just ahead. At this late hour, the world
is like a promise that might not be broken,
but also a skin that twitches under threat.
Exhaustion blurs the border of vision
toward dream and a kind of betrayal,
like dear leaping from the black shapes
and over the guardrail. I think of my
children in the back seat, who,
in their deep sleep, hold to something
I can’t reach, no matter how many miles
I drive. And I keep thinking of Dido, the price
she paid for loving someone who believed
he had no choice but to keep traveling.
Mother quietly cried into her perfectly made
potato soup because father kissed another woman.
That starch warmed my chest going down,
and I could feel the stiffness in my pockets.
It’s why, for my entire life, I couldn’t seem
to pay enough for what was needed.
Back home, the plants were watered
but the shades were drawn, so they paled.
Father filled the crock outside the bedroom
with cigarette butts, the odor of ash and spent days
weighed the air and dampened every word
drifting through the halls among us.
So even when I was young everything I said
was stale. My phrases were brittle like paper
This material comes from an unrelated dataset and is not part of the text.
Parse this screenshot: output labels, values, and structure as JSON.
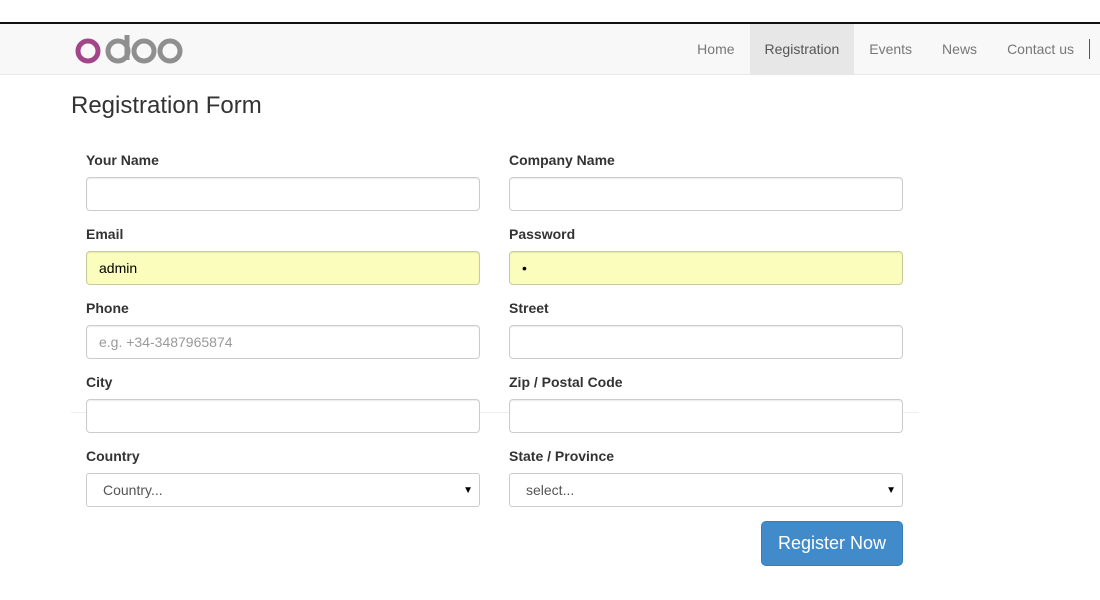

in old books. And I always spoke carefully,
trying to keep every broken thing from falling apart.
Michael T. Young’s third full-length collection, The Infinite Doctrine of Water, was longlisted for the Julie Suk Award. He received a Fellowship from the New Jersey State Council on the Arts and the Jean Pedrick Chapbook Award for his collection, Living in the Counterpoint. He also received honorable mention for the 2022 New Jersey Poets Prize. His poetry has been featured on Verse Daily and The Writer’s Almanac. It has also appeared in numerous journals including Main Street Rag, Pinyon, RATTLE, Valparaiso Poetry Review, and Vox Populi.